Higley said hotel operators will struggle for the next year or so before revenue and occupancy rates begin to improve.
“We are seeing some stabilization in hotels, but by no means a robust rebound at this time,” he said.
As for L.A.’s new Marriott and Ritz-Carlton, Higley said the hotels’ biggest advantage over other upscale establishments in the region is location.
The new hotels are within walking distance of Staples Center as well as the Grammy Museum and the Nokia Theatre at the L.A. Live complex.
“Downtown Los Angeles, overall, has lots of energy to it,” Baltin said. “The renaissance is still going on.”
Even more important, the hotels are near the Los Angeles Convention Center, which in recent years has lost events to convention halls with more conveniently located hotels, such as those in Anaheim and Las Vegas.
The Marriott will be the headquarters hotel for the L.A. Convention Center, which hosted more than 420 events in fiscal 2007-08. With nearly 100,000 square feet of indoor meeting space, the new Marriott can supplement the convention center’s 720,000 square feet of exhibit space.
The two hotels will operate in the same building, with the Marriott occupying the lower floors and the Ritz-Carlton hotel and residences above. Hospitality giant Marriott International owns both chains.
The Marriott opens Feb. 15 with 878 rooms at rates starting at $179 per night. It will occupy the fourth through the 21st floors of the tower. The Ritz-Carlton opens a month later with 123 luxury rooms on the upper floors of the tower, with rates starting at $369 per night. The 224 condominiums, ranging in price from $1.4 million to $10 million, occupy the 27th through 52nd floors.
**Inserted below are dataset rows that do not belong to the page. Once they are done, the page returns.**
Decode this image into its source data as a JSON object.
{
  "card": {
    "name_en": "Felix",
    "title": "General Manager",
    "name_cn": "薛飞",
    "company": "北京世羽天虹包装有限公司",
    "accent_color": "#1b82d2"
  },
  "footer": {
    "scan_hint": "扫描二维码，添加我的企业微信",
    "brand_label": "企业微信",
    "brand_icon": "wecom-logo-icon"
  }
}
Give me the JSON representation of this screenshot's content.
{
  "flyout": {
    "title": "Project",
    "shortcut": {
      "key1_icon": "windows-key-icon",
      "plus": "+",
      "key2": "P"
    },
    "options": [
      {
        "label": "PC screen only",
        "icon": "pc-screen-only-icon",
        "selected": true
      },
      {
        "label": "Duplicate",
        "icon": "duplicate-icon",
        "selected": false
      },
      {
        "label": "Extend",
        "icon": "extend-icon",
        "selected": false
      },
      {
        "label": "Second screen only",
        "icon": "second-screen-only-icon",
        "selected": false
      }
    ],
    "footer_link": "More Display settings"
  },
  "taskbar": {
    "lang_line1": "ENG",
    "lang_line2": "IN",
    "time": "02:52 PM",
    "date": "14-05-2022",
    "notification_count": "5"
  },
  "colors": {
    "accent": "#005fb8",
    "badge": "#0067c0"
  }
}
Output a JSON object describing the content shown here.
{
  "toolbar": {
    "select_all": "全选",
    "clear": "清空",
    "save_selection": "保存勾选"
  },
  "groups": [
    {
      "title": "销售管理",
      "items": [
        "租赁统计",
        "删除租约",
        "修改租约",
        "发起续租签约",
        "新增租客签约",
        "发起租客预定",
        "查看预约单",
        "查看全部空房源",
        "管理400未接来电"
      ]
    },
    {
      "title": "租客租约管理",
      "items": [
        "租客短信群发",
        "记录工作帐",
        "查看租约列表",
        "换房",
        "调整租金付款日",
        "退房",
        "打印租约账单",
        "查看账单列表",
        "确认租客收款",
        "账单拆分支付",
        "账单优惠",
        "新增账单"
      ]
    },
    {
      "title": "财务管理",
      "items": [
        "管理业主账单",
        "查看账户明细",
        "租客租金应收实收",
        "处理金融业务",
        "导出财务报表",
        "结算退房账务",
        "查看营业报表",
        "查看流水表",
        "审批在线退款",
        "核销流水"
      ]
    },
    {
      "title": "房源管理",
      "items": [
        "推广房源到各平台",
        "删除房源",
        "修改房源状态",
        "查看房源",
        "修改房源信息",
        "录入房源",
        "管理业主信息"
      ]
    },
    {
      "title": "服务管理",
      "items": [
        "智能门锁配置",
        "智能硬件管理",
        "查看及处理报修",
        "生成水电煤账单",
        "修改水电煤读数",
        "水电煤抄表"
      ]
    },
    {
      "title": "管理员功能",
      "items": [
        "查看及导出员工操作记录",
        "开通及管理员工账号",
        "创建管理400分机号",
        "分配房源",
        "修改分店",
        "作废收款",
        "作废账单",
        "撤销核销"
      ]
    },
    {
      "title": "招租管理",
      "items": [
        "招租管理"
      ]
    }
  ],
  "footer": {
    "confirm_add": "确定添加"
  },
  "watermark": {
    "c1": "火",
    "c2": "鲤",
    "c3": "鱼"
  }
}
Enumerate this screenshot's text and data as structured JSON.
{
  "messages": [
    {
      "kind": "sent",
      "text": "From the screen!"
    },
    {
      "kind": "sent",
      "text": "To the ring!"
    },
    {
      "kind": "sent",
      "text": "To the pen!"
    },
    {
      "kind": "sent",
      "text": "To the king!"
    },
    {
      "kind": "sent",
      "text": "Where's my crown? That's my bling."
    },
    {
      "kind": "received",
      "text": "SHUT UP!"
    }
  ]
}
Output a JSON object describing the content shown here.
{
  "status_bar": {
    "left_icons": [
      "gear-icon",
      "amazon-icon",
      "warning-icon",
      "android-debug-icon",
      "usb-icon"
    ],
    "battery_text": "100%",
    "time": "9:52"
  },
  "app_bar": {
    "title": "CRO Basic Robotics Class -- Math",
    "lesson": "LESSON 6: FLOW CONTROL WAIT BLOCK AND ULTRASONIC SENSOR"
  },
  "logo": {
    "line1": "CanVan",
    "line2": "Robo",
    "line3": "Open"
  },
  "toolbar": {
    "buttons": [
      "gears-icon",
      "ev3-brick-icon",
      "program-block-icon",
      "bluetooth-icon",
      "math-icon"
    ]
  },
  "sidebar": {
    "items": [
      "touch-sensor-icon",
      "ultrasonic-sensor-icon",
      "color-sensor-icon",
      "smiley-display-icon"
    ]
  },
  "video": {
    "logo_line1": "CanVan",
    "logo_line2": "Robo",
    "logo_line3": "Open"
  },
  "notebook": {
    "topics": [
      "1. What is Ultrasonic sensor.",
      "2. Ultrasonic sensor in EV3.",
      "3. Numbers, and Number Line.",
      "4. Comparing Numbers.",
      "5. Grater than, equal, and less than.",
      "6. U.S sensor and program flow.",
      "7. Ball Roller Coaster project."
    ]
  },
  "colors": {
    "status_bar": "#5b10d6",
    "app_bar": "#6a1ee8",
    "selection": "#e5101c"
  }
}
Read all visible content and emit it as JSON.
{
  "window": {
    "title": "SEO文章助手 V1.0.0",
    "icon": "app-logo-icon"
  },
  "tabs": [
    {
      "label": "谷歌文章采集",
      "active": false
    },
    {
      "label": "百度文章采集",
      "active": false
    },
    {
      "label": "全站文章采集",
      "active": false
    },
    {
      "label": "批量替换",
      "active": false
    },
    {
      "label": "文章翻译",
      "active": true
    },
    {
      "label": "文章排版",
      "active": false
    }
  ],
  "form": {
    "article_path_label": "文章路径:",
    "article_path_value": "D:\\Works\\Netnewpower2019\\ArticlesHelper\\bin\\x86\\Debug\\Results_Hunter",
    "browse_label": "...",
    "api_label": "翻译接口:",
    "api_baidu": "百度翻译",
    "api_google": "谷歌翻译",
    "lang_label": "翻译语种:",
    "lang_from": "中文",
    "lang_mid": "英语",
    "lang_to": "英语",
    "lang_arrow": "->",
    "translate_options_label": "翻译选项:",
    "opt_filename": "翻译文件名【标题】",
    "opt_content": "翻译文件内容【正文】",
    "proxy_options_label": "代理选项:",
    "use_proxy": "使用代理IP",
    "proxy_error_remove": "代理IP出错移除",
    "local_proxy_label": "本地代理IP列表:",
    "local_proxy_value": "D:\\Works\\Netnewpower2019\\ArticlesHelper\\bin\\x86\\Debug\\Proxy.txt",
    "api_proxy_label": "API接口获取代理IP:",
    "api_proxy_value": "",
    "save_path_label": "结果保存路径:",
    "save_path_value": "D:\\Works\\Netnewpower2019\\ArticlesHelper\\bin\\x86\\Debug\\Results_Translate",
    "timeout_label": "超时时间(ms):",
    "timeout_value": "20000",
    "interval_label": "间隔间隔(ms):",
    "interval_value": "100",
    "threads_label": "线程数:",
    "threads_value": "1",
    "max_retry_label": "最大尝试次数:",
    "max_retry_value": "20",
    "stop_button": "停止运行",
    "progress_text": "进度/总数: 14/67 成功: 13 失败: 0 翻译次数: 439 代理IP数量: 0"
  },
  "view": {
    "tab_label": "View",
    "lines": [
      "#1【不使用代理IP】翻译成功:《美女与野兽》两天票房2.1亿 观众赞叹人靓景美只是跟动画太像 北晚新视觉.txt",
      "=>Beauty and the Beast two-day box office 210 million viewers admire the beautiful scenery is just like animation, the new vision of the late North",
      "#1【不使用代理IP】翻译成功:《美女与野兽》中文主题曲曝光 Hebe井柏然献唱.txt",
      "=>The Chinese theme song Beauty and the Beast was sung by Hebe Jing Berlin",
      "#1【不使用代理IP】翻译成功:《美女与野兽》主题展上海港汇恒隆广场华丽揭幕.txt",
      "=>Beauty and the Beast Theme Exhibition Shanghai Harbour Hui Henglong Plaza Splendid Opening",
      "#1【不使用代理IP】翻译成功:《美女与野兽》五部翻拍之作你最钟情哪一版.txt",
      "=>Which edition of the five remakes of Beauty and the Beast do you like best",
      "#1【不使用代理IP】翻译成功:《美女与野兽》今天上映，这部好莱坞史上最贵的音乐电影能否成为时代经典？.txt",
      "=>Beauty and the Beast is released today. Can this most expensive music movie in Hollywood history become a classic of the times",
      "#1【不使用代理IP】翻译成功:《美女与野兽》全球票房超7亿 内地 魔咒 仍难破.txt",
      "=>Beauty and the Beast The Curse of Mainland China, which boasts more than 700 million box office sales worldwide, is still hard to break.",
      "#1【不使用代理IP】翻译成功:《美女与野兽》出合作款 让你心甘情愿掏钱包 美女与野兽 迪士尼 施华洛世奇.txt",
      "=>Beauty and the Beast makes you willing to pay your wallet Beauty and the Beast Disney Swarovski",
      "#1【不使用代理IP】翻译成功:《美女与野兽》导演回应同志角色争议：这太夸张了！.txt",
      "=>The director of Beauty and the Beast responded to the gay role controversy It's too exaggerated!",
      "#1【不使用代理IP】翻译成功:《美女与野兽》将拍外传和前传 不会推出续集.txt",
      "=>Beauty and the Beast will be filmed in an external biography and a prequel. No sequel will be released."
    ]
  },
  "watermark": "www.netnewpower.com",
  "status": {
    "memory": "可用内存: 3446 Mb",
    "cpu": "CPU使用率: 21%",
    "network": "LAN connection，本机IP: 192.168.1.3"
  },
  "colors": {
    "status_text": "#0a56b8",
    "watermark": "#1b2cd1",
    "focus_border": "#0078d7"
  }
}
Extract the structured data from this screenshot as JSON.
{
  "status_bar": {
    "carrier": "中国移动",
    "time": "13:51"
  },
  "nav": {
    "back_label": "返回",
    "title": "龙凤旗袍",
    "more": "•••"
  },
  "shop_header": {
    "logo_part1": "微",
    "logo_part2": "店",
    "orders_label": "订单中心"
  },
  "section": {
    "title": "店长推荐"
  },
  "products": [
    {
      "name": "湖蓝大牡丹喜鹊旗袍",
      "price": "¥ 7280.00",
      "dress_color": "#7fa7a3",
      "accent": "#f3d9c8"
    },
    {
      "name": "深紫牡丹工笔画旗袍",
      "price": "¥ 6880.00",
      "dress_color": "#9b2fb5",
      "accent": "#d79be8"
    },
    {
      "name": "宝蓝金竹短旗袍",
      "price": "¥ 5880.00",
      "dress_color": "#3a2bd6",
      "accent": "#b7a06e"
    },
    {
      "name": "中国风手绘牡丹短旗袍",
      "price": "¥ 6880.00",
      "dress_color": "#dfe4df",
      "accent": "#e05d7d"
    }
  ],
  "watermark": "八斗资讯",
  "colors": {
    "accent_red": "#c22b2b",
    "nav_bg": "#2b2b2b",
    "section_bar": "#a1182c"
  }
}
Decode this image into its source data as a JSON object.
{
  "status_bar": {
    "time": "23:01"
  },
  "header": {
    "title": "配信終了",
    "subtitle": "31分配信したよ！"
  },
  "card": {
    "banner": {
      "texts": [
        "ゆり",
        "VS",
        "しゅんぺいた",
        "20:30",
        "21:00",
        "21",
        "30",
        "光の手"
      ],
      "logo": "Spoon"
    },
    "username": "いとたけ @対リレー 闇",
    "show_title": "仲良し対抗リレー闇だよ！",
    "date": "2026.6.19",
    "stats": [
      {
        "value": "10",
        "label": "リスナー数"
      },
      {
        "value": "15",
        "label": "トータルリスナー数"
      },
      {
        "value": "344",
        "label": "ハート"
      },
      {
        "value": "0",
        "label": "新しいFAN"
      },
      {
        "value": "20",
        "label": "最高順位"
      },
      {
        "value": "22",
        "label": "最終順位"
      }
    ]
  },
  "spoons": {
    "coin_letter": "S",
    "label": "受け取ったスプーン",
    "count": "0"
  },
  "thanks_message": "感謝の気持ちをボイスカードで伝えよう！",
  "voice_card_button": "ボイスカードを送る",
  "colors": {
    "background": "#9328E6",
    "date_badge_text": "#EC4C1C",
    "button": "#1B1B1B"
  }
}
From some of the condominiums high above the city, residents can look out the floor-to-ceiling windows to see the Hollywood sign to the north and watch the sun set over Santa Monica. Traffic moves at a crawl below on the 110 and 10 freeways, but the noise doesn’t seep through the extra-thick windows.
The complex hosted its first major event Wednesday night, a fundraiser for the City of Hope medical center. The black-tie affair was attended by Mayor Antonio Villaraigosa and Gov. Arnold Schwarzenegger, with entertainment provided by rocker Jon Bon Jovi. Just before the gala, Cano, the hotel manager, gave Marriott President Arne M. Sorenson his first tour of the facility.
Sorenson acknowledged that the two hotels will feel the effects of the recession for several years. He estimated that occupancy rates would be about 50% in 2010 and 60% in 2011. By comparison, industry forecasts by PKF Hospitality Research predict the average occupancy rates for upper-priced hotels in Los Angeles will be 67% this year and 70% in 2011.
Cano remains optimistic, saying early indications suggest the hotels will eventually thrive. He pointed out that clients have committed to buy about 60% of the Ritz-Carlton condominiums. The hotels have already booked about 300,000 room nights over the next few months, including for members of the state Democratic Party, which is scheduled to meet there in April, Cano said.
“Big hotels always take a few years to ramp up,” he said.